As a business owner, you pay taxes for both yourself and your business. If you were an employee, these taxes would be paid by your boss, the company’s owner. Since you are now both of those things, the responsibility falls to you.
In 2021, the self-employment tax rate was 15.3%. This amount covers the social security and medicare taxes that every American worker and business is required to pay out of their earnings.
Typically, businesses take these taxes out of their employees’ paychecks for them. As a self-employed person, however, you will have to add this amount to the other taxes you pay.
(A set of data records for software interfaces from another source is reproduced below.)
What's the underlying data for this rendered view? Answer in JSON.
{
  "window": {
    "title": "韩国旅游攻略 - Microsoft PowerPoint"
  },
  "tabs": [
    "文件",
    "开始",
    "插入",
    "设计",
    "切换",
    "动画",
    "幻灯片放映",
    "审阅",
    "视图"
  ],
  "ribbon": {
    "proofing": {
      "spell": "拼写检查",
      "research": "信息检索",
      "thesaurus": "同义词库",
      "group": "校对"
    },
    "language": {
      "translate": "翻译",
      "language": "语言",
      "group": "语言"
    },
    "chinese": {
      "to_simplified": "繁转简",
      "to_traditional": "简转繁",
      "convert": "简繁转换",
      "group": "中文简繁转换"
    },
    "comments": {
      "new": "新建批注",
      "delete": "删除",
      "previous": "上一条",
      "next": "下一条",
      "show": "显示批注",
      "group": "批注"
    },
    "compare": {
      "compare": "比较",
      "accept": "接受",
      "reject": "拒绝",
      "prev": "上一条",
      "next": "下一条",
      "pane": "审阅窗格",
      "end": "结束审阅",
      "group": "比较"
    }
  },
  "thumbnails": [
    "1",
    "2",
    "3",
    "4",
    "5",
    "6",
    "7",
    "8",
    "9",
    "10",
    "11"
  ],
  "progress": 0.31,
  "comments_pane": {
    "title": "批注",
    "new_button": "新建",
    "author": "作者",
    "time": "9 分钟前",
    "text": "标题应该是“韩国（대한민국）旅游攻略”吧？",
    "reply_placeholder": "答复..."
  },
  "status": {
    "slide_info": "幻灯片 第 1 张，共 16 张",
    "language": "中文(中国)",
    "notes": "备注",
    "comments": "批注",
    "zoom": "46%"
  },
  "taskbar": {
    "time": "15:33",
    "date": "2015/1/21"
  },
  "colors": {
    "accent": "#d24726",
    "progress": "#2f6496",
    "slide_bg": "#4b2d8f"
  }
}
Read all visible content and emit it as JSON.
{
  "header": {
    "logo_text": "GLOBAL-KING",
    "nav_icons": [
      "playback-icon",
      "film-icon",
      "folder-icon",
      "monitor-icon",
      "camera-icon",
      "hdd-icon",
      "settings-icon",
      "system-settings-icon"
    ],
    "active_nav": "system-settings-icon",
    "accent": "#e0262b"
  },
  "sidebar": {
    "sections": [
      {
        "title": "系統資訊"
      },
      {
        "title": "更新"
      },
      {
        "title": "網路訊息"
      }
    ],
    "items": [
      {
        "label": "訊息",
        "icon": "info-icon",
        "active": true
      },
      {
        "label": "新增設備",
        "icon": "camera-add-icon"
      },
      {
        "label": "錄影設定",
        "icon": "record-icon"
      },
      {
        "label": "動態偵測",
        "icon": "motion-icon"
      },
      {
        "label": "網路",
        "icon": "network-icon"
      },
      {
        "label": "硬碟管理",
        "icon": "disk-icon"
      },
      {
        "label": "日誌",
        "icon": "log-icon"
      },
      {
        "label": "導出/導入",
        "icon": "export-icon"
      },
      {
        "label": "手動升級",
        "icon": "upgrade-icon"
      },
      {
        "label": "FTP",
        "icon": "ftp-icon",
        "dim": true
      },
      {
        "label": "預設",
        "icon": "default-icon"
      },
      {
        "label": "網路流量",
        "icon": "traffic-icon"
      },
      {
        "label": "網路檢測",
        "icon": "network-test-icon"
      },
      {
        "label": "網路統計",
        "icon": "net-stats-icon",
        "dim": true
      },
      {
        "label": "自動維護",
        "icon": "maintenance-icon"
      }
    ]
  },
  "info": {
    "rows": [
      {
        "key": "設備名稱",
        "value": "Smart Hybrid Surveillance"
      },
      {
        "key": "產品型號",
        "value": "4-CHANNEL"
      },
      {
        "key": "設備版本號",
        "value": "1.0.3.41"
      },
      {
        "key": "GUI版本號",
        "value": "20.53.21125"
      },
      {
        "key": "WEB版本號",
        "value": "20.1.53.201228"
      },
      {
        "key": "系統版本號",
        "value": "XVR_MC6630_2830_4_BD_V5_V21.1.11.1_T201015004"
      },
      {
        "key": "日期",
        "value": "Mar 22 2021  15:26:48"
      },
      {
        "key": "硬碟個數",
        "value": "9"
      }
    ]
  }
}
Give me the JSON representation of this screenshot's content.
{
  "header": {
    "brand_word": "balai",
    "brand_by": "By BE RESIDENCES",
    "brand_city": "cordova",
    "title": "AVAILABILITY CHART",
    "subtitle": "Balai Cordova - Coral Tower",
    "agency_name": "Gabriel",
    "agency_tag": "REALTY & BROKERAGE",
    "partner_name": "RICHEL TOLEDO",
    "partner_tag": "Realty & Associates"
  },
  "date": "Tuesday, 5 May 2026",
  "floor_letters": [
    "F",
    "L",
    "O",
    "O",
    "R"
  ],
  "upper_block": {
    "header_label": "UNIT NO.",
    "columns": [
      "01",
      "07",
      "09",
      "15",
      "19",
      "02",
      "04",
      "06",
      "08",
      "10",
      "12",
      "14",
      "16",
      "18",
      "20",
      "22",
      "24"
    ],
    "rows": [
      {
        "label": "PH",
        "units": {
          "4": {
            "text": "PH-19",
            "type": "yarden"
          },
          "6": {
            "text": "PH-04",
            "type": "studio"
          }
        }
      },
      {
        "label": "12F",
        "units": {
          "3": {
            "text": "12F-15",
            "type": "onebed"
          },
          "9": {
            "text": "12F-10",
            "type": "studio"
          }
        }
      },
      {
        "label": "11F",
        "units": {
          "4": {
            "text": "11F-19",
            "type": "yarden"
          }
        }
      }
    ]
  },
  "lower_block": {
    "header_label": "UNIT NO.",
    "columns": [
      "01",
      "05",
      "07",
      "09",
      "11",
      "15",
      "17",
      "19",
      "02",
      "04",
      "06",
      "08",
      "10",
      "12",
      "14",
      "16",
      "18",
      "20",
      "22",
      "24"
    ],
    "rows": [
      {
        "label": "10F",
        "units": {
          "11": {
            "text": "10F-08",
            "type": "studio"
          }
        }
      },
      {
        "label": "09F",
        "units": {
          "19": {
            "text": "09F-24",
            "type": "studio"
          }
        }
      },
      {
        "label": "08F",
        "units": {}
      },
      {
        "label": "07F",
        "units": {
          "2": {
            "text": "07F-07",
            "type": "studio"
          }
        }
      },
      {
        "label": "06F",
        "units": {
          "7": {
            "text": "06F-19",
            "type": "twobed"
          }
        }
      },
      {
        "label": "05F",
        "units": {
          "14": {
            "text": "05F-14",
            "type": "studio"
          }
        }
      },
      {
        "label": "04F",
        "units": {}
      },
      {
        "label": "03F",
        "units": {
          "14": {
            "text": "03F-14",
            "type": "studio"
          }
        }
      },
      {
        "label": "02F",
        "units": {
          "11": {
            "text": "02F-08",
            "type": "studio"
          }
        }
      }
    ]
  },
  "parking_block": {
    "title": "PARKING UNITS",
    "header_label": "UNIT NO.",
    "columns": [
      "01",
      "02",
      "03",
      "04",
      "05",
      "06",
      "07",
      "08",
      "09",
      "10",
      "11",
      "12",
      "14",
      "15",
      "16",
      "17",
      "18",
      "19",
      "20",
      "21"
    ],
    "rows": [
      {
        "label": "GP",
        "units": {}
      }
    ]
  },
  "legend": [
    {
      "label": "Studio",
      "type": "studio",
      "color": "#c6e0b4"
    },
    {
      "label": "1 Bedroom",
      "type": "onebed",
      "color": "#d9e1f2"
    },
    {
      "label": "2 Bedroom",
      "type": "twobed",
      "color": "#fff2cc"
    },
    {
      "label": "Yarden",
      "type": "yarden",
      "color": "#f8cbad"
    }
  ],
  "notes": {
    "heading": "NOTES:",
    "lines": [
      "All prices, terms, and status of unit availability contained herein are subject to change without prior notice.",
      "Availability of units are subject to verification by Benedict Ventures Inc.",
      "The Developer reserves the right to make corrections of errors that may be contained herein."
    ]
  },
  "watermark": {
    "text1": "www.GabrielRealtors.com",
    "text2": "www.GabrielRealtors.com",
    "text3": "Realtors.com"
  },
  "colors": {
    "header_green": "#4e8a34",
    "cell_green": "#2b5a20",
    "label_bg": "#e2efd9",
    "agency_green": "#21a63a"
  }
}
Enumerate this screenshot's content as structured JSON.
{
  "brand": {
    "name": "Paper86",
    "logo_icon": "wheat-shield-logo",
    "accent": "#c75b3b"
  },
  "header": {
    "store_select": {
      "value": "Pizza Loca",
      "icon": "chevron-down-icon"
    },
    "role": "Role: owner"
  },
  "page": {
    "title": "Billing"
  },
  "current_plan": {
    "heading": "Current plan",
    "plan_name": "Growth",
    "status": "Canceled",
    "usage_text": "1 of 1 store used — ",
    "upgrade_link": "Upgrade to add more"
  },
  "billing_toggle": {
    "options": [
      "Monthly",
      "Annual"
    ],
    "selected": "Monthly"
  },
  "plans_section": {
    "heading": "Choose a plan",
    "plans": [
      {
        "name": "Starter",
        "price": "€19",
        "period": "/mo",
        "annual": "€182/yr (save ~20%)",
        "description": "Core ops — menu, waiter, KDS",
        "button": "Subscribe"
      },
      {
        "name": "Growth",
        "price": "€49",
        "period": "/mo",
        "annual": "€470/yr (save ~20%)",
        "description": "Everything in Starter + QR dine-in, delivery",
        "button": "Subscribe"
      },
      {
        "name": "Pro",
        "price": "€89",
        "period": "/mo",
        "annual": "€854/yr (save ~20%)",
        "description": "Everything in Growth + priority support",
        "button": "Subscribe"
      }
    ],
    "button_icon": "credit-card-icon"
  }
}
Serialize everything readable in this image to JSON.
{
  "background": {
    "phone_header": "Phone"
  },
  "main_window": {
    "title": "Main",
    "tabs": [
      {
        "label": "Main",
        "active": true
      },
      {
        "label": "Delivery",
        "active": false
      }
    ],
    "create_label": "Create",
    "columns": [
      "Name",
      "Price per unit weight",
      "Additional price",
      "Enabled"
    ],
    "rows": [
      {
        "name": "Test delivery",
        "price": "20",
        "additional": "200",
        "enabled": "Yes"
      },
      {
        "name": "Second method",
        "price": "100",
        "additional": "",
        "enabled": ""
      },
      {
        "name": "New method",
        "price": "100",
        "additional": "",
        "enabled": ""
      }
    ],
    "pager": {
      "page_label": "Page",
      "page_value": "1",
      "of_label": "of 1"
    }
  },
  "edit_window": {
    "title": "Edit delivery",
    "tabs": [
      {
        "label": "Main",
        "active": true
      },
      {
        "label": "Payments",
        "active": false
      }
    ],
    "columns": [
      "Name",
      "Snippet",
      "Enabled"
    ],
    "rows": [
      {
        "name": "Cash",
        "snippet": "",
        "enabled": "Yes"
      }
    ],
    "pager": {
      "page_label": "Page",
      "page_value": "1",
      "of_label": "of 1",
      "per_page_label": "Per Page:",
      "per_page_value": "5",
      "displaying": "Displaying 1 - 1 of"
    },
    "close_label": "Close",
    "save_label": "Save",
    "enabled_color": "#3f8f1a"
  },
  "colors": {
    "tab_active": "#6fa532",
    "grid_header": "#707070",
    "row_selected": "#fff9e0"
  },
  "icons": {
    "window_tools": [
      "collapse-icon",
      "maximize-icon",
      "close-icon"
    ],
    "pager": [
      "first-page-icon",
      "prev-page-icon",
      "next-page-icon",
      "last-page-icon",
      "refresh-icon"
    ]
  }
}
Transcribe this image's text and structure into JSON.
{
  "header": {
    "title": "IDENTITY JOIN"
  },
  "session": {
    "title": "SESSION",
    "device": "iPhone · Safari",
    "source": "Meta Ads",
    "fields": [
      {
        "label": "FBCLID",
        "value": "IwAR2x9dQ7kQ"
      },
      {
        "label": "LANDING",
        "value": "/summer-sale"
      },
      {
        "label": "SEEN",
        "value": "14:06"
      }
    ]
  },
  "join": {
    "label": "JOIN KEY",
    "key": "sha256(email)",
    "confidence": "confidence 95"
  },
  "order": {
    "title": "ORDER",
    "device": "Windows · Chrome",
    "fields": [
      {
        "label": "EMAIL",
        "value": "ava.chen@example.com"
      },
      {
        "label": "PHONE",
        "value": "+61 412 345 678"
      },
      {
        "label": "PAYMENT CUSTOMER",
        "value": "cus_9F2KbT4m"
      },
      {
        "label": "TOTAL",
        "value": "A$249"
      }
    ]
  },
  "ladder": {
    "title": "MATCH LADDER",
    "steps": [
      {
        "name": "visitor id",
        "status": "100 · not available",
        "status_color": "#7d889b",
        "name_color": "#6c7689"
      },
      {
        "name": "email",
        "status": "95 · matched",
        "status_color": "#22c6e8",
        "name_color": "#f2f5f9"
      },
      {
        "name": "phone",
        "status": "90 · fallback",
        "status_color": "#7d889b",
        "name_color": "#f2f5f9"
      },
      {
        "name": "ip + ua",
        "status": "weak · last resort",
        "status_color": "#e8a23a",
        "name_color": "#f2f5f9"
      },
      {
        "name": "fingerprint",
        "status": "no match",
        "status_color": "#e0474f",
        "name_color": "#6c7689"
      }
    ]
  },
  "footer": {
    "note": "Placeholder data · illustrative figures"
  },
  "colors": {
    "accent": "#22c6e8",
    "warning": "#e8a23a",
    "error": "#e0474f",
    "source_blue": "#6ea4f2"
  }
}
In the U.S., the amount you make annually determines what percentage of your income you will have to pay in taxes. The less you make, the less you will have to pay. The more you make, the more you have to pay.
The IRS has created seven tax brackets (you can almost think of them as income levels), each with its own tax rate. These rates only apply to the chunks of income that fall within the range assigned to that bracket.
For example, let’s say you make $55,000 in taxable income and are a single filer. Using the chart below, we can see that you are subject to the rates for the first three brackets. You would pay:
In total, your federal income tax amount would be $7,849. You would then add this amount to the other taxes you owe.
Some states also charge their own income taxes. The amount you owe and how you have to file and pay these taxes is determined by the state, so check for your state’s requirements.
Some, but very few, cities, countries, school districts, or other municipalities charge their own income taxes. Check your local government resources for these taxes.
While you are likely used to paying sales tax, you may not be familiar with charging it. States determine their own rates and rules for what qualifies as a taxable sale. Some states don’t even have a sales tax.
If you are offering a service, such as graphic design, car washing, or grant writing, you typically don’t need to charge or pay sales tax on these items.
If you are selling a product, such as a t-shirt or artwork, you will need to charge your customers sales tax or pay it on your own. You may also need to charge sales tax for any software you sell, though taxes on digital products can be tricky.
We recommend checking your state’s requirements or speaking with a certified tax expert to make sure you meet all of your tax responsibilities.